WHAT YOU HAVE TO DO - Print the data exactly, leaving nothing out.

RECORD EXCERPTS -

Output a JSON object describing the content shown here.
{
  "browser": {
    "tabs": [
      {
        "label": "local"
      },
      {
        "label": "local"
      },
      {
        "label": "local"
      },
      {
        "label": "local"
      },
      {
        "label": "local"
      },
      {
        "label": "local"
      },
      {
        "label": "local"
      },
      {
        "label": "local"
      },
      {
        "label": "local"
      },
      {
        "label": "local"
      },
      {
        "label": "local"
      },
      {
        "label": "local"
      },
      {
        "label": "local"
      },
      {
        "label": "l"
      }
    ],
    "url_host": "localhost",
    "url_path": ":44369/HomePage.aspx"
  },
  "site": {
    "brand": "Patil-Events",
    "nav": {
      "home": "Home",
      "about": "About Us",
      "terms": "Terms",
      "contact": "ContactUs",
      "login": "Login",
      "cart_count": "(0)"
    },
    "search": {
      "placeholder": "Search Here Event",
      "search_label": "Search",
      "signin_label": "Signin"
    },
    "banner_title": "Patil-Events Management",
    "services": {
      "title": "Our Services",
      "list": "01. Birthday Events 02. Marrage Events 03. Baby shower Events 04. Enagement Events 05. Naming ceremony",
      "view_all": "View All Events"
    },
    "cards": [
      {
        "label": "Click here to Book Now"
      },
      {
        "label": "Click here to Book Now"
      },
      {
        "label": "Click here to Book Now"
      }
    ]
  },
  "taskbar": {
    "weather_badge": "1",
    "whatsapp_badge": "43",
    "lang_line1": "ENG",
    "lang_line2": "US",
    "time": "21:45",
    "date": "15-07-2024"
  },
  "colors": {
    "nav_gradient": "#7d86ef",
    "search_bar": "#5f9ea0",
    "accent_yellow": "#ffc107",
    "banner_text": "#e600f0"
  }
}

REPLY -
Output a JSON object describing the content shown here.
{
  "browser": {
    "tabs": [
      {
        "label": "local"
      },
      {
        "label": "local"
      },
      {
        "label": "local"
      },
      {
        "label": "local"
      },
      {
        "label": "local"
      },
      {
        "label": "local"
      },
      {
        "label": "local"
      },
      {
        "label": "local"
      },
      {
        "label": "local"
      },
      {
        "label": "local"
      },
      {
        "label": "local"
      },
      {
        "label": "local"
      },
      {
        "label": "local"
      },
      {
        "label": "l"
      }
    ],
    "url_host": "localhost",
    "url_path": ":44369/HomePage.aspx"
  },
  "site": {
    "brand": "Patil-Events",
    "nav": {
      "home": "Home",
      "about": "About Us",
      "terms": "Terms",
      "contact": "ContactUs",
      "login": "Login",
      "cart_count": "(0)"
    },
    "search": {
      "placeholder": "Search Here Event",
      "search_label": "Search",
      "signin_label": "Signin"
    },
    "banner_title": "Patil-Events Management",
    "services": {
      "title": "Our Services",
      "list": "01. Birthday Events 02. Marrage Events 03. Baby shower Events 04. Enagement Events 05. Naming ceremony",
      "view_all": "View All Events"
    },
    "cards": [
      {
        "label": "Click here to Book Now"
      },
      {
        "label": "Click here to Book Now"
      },
      {
        "label": "Click here to Book Now"
      }
    ]
  },
  "taskbar": {
    "weather_badge": "1",
    "whatsapp_badge": "43",
    "lang_line1": "ENG",
    "lang_line2": "US",
    "time": "21:45",
    "date": "15-07-2024"
  },
  "colors": {
    "nav_gradient": "#7d86ef",
    "search_bar": "#5f9ea0",
    "accent_yellow": "#ffc107",
    "banner_text": "#e600f0"
  }
}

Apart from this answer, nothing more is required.